Google is working on a new feature in ChromeOS called Campfire that will allow users to install Windows 10 in dual-boot mode with Chrome OS on Chromebooks and Chromebox computers.
XDA Developers found this feature. They found a code branch called Campfire in Chromium Git, which refers to “Alt OS”. It has been confirmed to be Windows. Also, the XDA development team found evidence that this is not just an internal test but a feature that the company intends to publish.
From what we know at the moment, Campfire does have a lot to offer. The basic functionality is very easy to use and does not require users to be in development mode to use Linux. XDA developers have also stated that users will not face any potential risks, such as installing a new bootloader or manually flashing their device.
However, there are specific points. Although Google plans to make Campfire available to all users, this will require at least 40 GB of space. 10 GB is reserved for ChromeOS, and 30 GB is reserved for Windows. It means that a vast selection of the Chromebook market, especially low-end devices with 16GB to 32GB of soldered eMMC storage, won’t be able to use this feature.
This is a smart move by Google and a response to a massive antitrust fine. At the very least, Campfire can be considered a strategic PR move that proves that Google is not just a search engine. If businesses and universities can see that Chromebooks can run Windows seamlessly and ChromeOS can run their legacy software, they can make purchasing decisions easier.

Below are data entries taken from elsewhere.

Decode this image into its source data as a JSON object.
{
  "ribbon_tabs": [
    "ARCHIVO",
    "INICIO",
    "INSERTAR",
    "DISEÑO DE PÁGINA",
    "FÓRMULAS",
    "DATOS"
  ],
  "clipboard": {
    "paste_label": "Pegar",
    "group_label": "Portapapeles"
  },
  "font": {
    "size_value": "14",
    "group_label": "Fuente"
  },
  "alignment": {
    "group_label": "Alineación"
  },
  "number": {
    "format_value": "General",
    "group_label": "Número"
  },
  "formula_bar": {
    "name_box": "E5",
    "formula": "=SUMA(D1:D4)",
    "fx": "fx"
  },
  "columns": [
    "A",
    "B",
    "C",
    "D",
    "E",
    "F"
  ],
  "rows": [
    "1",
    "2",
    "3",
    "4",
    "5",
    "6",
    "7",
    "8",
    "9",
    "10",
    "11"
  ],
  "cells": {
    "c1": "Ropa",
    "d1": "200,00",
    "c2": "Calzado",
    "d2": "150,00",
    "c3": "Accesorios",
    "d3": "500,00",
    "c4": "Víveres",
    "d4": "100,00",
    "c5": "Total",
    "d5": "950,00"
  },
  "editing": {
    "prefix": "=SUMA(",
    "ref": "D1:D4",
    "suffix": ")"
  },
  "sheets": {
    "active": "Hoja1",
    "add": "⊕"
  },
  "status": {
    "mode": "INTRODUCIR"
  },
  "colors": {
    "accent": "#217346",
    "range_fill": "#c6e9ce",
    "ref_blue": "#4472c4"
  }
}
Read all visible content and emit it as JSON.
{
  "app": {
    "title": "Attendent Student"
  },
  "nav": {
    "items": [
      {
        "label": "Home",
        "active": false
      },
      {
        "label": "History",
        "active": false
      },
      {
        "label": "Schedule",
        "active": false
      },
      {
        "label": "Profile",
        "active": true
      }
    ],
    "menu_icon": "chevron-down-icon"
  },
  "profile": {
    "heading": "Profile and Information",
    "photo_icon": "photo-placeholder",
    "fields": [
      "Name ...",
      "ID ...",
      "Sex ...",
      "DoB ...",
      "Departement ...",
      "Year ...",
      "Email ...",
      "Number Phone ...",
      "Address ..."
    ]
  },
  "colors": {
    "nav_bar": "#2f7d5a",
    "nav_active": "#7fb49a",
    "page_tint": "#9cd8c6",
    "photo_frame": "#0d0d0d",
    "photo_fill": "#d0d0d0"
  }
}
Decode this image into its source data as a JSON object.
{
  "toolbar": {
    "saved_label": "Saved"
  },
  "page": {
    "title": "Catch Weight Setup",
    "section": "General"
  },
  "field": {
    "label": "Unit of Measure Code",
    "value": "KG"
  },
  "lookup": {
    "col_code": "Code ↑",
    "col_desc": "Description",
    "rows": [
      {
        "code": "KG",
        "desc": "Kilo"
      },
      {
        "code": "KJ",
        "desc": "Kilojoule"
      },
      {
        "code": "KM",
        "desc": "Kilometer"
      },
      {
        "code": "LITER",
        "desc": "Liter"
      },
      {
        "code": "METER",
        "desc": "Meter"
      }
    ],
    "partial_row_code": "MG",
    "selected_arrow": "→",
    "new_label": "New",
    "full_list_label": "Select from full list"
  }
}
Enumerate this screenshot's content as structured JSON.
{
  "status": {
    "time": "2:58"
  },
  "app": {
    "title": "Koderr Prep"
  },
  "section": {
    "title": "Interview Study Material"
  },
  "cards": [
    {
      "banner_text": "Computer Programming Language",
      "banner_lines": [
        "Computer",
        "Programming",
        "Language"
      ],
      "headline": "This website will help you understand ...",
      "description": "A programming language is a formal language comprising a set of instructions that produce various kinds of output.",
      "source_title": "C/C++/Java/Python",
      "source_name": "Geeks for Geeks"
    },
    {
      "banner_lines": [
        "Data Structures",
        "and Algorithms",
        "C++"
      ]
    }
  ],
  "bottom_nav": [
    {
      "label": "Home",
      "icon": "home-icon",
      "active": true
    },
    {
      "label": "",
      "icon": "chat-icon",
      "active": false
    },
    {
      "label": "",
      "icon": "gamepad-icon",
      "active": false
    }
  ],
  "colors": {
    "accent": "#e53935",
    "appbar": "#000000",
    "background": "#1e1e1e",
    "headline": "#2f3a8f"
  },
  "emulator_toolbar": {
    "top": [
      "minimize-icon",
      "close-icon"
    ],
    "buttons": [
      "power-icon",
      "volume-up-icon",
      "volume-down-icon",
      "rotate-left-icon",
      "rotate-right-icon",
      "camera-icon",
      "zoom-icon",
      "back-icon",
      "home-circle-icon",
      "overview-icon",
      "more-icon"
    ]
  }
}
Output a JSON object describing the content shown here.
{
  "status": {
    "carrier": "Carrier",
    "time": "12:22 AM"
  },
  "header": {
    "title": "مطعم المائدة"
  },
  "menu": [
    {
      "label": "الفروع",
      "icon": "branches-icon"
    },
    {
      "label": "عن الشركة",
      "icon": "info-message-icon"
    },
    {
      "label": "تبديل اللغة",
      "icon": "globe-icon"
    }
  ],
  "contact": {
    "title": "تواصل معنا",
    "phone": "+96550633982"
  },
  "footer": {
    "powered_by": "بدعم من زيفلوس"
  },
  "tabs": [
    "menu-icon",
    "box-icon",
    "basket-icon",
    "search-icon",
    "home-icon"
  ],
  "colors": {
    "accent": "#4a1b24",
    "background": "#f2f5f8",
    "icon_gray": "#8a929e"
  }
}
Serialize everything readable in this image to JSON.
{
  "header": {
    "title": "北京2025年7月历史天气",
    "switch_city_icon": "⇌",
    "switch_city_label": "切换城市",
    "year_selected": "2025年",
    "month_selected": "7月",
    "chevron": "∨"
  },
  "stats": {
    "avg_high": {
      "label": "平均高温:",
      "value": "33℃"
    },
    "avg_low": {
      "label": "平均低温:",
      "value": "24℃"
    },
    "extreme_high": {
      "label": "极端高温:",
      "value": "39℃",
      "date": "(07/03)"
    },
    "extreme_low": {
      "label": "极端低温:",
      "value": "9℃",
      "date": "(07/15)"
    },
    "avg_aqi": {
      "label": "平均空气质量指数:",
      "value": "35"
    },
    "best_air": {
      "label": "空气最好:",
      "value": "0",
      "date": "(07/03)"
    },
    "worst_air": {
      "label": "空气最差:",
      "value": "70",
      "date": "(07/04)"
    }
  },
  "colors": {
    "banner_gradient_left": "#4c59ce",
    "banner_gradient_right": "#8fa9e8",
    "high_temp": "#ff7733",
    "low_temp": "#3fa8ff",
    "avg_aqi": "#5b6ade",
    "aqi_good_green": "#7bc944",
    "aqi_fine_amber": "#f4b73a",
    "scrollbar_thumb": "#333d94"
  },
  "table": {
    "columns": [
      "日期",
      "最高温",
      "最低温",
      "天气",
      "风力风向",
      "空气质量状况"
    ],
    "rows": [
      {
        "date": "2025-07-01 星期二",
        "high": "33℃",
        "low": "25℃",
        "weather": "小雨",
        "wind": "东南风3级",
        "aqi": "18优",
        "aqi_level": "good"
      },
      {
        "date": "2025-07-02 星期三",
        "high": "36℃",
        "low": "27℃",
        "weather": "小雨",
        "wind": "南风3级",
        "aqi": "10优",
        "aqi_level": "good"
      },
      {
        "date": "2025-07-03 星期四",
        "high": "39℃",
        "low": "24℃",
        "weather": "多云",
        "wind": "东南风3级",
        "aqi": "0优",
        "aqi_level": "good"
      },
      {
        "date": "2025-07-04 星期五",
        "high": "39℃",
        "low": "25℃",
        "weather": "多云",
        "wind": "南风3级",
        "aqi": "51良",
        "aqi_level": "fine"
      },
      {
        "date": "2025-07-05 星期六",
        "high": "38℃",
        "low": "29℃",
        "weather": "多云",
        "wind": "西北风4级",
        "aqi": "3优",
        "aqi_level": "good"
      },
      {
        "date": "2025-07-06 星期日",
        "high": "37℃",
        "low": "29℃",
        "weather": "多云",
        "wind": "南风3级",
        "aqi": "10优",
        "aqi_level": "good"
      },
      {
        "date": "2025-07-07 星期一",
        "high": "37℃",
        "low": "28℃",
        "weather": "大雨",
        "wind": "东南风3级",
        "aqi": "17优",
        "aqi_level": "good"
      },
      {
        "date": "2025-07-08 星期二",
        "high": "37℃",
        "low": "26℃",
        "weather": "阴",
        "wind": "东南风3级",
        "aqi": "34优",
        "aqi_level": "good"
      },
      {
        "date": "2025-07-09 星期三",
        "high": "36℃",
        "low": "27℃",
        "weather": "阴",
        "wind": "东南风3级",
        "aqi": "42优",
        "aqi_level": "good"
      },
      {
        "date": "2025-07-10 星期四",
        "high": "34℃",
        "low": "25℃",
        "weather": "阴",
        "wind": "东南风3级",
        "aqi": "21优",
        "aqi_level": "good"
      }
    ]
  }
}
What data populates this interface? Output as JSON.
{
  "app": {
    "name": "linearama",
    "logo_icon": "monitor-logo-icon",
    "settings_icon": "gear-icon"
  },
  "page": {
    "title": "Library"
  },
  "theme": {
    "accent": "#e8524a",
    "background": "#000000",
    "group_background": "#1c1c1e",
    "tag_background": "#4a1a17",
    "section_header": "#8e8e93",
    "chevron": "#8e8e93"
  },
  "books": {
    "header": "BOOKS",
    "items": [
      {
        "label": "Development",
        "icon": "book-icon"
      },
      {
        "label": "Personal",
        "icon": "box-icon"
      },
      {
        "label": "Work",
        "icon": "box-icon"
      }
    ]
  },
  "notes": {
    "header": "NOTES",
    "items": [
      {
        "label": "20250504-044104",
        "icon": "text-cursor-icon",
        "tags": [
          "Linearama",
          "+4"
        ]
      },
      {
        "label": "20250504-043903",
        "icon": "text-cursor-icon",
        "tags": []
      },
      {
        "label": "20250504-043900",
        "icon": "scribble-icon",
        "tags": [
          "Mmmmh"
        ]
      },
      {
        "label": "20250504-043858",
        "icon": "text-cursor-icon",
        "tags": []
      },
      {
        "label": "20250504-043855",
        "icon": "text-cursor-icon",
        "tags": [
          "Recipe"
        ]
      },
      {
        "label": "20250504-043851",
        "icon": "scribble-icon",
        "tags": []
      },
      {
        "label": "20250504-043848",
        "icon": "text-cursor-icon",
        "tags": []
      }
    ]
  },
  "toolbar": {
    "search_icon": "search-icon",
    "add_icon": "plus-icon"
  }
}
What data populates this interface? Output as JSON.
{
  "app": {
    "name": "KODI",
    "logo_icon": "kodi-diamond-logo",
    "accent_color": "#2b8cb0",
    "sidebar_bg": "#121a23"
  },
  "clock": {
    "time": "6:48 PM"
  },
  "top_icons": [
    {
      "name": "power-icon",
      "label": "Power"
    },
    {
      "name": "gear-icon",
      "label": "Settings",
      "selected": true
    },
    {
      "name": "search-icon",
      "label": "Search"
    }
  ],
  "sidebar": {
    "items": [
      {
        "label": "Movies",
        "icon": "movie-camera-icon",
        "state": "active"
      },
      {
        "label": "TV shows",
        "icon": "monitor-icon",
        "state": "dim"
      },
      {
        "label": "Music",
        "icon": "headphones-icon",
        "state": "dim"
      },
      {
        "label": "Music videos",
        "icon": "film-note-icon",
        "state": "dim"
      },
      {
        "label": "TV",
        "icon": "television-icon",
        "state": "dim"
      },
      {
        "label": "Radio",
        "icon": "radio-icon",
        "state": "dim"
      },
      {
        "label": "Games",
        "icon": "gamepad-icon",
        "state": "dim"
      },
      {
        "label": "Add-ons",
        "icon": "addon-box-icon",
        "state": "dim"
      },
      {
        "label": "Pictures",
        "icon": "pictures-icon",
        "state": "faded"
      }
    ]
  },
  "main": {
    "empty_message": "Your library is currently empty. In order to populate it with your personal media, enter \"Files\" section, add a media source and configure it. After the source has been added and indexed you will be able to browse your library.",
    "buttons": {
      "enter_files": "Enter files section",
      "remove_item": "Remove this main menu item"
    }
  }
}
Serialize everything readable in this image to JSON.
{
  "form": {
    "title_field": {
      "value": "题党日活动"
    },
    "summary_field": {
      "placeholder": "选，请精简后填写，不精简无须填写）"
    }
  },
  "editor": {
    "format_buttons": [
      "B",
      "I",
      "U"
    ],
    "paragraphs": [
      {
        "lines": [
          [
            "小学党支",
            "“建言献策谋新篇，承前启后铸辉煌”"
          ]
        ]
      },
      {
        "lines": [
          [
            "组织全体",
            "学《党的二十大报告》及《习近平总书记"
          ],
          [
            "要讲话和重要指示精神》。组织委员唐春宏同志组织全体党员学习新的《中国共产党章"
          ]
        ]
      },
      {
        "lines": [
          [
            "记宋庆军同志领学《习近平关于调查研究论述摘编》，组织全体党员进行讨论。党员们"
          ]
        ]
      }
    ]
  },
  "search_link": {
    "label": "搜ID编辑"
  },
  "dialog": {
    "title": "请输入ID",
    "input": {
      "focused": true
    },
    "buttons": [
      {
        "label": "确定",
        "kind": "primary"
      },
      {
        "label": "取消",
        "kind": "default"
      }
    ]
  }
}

Cloudfresh is the official supplier of Google Workspace (ex. G Suite), Chromebook, Chromebox, Chromestick, and Chrome Enterprise in Ukraine.